The Linux Prayer, seen on Slashdot:

Our PC GOD Torvalds, which art in Transmeta^H^H^H^H^H^H^H^H^H OSDN
Hallowed be thy skillz
Thy kernel comes, in the US and all the earth
Give us this day our daily updates.
And forgive us our holes, as we apply thine patch.
And lead us not into closed source, but deliver us from Microsoft.
For thine is the kernel, the skillz, and the leetness for ever and ever. Amen.


I just ordered a new computer for my company.

I’ve ordered five of the same thing over the past few months, and early this year (four months ago) they cost $600 apiece. Today’s order was under $400.

$400 for a brand new super-fast computer system… sheesh, I remember the first system I bought (an Apple IIgs) that was over $2,000 USED. My first IBM clone PC was also well over $2,000 and it had a screaming 386/33 processor…

I guess if I wait a week or two I’ll be able to get this puppy for even less!


We have a set of “poetry magnets” that are big words on magnetic strips– pretty cool, although they’re large (100-point font or so) and would take the entire refrigerator if we used them all. So they’re down in my office, stuck randomly to various file cabinets.

Today I saw an interesting pair:


I figure that would be:

1) A great name for a band. “Opening for Rush, it’s the Thought Monkeys!”

2) A great name for a think-tank. “General, I think it would be best to run this by the Thought Monkeys.”

3) A fabulous title for my business cards. “Jeff Schroeder, Thought Monkey.”


Freedom House, an organization dating back to 1941, recently released its report on the world’s most repressive regimes. They analyzed all the countries of the world in terms of political rights and civil liberties, assigning scores to each. Then they reported in detail about the dozen or so that were deemed “most repressive”.

The full PDF document is 136 pages long, and I admit that I didn’t read the whole thing. I did, however, read the chapters on China and Saudi Arabia simply because I’ve been complaining about both countries for years now and I wanted to ensure that my condemnation was fair. Apparently it is.

An excerpt from the China section:

“China is one of the most authoritarian states in the world.  Opposition parties are illegal, the [Chinese Communist Party] controls the judiciary, and ordinary Chinese enjoy few basic rights.”

And of course in Saudi Arabia:

“Women in Saudi Arabia are second-class citizens.  Women cannot get an identity card, obtain an exit visa, or be admitted to a hospital without the permission of their guardian. … The penalty for female adultery is death by stoning.
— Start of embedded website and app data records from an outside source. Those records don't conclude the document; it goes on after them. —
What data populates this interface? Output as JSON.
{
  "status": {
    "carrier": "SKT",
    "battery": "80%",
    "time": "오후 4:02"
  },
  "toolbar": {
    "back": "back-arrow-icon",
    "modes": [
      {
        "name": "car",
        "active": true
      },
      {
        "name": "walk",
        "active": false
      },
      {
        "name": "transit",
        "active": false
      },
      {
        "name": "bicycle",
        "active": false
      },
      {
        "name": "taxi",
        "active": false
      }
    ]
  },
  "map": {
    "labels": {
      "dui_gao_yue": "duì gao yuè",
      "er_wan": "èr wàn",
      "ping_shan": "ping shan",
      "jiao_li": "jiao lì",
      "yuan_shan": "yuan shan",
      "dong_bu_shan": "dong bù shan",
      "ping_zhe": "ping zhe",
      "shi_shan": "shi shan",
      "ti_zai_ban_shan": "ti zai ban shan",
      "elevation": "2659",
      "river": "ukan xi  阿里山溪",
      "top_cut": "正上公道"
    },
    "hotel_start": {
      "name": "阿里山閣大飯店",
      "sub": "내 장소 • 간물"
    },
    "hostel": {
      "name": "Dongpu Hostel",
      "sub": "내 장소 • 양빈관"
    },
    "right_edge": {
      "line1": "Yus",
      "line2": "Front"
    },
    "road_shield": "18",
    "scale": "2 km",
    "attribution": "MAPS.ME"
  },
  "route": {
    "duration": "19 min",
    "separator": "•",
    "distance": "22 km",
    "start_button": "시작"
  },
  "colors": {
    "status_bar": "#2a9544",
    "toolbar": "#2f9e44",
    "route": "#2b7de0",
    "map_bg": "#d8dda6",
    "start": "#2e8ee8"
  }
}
The testimony of a woman is treated as inferior to that of a man in Saudi courts. … Although women make up half the student population, they may not study engineering, law, or journalism.”
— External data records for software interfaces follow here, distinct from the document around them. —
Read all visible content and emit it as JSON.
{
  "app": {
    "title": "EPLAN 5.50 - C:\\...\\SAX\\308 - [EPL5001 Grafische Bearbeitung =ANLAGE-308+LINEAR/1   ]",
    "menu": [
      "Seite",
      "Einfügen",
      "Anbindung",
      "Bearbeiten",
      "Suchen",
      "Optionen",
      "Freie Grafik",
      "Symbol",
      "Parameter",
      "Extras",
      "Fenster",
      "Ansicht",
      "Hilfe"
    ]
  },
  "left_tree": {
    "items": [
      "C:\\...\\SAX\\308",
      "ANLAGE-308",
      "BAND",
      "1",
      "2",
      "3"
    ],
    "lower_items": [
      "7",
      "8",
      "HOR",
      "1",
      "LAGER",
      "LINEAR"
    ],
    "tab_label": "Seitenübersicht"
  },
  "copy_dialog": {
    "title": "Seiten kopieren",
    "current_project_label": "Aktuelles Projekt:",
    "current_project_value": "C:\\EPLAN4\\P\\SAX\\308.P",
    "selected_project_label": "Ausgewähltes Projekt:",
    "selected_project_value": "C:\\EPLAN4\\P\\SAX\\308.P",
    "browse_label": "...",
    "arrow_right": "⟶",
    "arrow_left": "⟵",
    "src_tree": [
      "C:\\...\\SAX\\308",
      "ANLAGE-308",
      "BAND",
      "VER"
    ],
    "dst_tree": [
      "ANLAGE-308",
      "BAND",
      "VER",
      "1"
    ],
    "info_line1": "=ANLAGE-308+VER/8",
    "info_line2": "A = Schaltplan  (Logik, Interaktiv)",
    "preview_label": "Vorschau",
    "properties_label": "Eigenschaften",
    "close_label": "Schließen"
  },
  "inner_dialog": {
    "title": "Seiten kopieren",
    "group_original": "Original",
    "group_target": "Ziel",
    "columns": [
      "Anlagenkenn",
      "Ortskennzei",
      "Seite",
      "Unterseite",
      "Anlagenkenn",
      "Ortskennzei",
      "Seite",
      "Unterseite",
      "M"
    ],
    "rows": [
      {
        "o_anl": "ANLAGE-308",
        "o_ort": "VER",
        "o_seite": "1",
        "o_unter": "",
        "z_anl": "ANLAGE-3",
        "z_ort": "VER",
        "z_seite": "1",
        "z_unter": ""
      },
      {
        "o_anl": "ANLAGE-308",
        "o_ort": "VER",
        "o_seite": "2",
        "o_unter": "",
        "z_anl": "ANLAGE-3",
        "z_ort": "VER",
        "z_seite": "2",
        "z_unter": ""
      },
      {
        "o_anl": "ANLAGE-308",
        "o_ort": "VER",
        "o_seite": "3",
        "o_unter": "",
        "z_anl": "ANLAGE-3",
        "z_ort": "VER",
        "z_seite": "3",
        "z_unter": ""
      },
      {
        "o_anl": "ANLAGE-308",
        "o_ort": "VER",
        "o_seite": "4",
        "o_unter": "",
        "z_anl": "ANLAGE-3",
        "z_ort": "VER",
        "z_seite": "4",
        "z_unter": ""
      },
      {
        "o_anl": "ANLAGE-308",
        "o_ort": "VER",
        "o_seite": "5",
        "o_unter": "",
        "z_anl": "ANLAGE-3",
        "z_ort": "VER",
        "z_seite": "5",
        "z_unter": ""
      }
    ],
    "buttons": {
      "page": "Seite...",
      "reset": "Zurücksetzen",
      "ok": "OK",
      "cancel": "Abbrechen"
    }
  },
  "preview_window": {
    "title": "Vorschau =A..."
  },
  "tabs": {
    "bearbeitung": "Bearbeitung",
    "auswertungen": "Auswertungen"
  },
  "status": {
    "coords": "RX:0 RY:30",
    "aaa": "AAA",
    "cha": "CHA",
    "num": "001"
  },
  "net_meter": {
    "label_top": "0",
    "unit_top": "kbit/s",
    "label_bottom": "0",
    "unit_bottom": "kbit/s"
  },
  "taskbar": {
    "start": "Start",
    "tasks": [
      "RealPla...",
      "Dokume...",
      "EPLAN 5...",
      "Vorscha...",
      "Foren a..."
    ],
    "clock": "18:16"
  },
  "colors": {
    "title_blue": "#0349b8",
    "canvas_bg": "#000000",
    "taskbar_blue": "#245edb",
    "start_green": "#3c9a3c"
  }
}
While many things distinguish boys from girls, sometimes the most telling sign (in kids, anyway) is their choice of toys. The other day I was talking on the phone to the kids– who were on vacation with Laralee– and they were telling me about the new toys they got at a secondhand store.
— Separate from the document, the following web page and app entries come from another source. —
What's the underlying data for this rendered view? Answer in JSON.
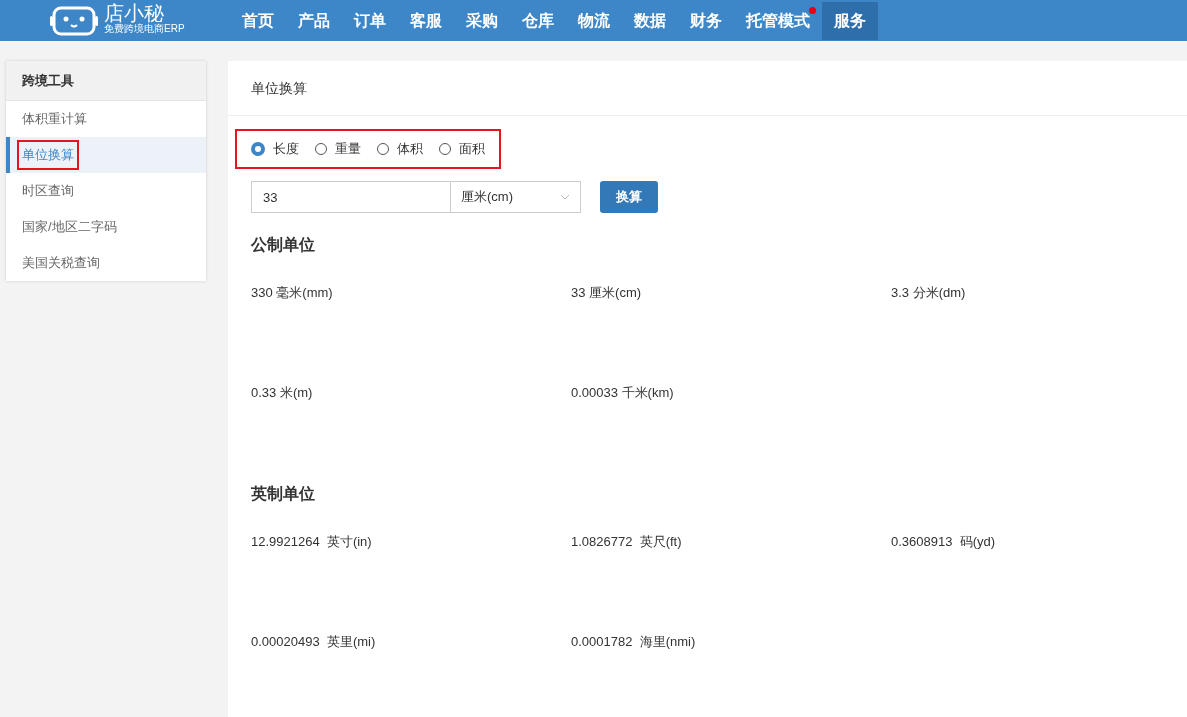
{
  "header": {
    "logo_text": "店小秘",
    "logo_tagline": "免费跨境电商ERP",
    "nav": [
      {
        "label": "首页",
        "selected": false,
        "dot": false
      },
      {
        "label": "产品",
        "selected": false,
        "dot": false
      },
      {
        "label": "订单",
        "selected": false,
        "dot": false
      },
      {
        "label": "客服",
        "selected": false,
        "dot": false
      },
      {
        "label": "采购",
        "selected": false,
        "dot": false
      },
      {
        "label": "仓库",
        "selected": false,
        "dot": false
      },
      {
        "label": "物流",
        "selected": false,
        "dot": false
      },
      {
        "label": "数据",
        "selected": false,
        "dot": false
      },
      {
        "label": "财务",
        "selected": false,
        "dot": false
      },
      {
        "label": "托管模式",
        "selected": false,
        "dot": true
      },
      {
        "label": "服务",
        "selected": true,
        "dot": false
      }
    ]
  },
  "sidebar": {
    "title": "跨境工具",
    "items": [
      {
        "label": "体积重计算",
        "selected": false,
        "highlighted": false
      },
      {
        "label": "单位换算",
        "selected": true,
        "highlighted": true
      },
      {
        "label": "时区查询",
        "selected": false,
        "highlighted": false
      },
      {
        "label": "国家/地区二字码",
        "selected": false,
        "highlighted": false
      },
      {
        "label": "美国关税查询",
        "selected": false,
        "highlighted": false
      }
    ]
  },
  "main": {
    "title": "单位换算",
    "unit_types": {
      "highlighted": true,
      "options": [
        {
          "label": "长度",
          "selected": true
        },
        {
          "label": "重量",
          "selected": false
        },
        {
          "label": "体积",
          "selected": false
        },
        {
          "label": "面积",
          "selected": false
        }
      ]
    },
    "value_input": {
      "value": "33"
    },
    "unit_select": {
      "value": "厘米(cm)"
    },
    "convert_button": "换算",
    "sections": [
      {
        "title": "公制单位",
        "results": [
          "330 毫米(mm)",
          "33 厘米(cm)",
          "3.3 分米(dm)",
          "0.33 米(m)",
          "0.00033 千米(km)"
        ]
      },
      {
        "title": "英制单位",
        "results": [
          "12.9921264  英寸(in)",
          "1.0826772  英尺(ft)",
          "0.3608913  码(yd)",
          "0.00020493  英里(mi)",
          "0.0001782  海里(nmi)"
        ]
      }
    ]
  }
}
Kyra: “Dad, I’ve got a cool new doll!”

Alex: “Dad, I’ve got three new guns!”


What will they think of next?

Now there’s a company trying to sell their seat-sensor technology to
airlines.  Apparently the sensors detect whether you’re “shifty” in
your seat, which might indicate nervousness (read “I’m a terrorist”).

Get this:

“If the seat reveals the passenger may be in a state of high anxiety,
the display can discreetly alert the cabin crew. They can then assess
whether the passenger presents a risk: are they simply frightened of
flying? An air-rager in the making? Or a hijacker about to make their

Oh yeah, baby.  I really want the flight attendant to see a readout of
how much I move my butt cheeks, and then let them “assess” (there’s a
joke here somewhere) whether I’m about to leap up screaming and do
something horrific like wave around my in-flight magazine (since
they’ve taken everything else away, including– as I learned a few days
ago– my tennis racket).

What a crazy world.


There are special moments in every child’s life that a parent treasures and repeats to anyone who will listen…

Today Alex’s friend Arturo showed him how to make farting noises with his armpit. And of course at dinner (where else?) Alex was demonstrating his technique to us– including an explanation of how you want to keep your shirt partially up because it improves the airflow. (Yes, he actually said “airflow”.)

I couldn’t be more proud.


Me: “Kyra, where’s mom?”
Kyra: “Outside, stabbing the yard.”

I checked, and sure enough– Laralee was outside aerating the lawn with a little three-pronged thingy…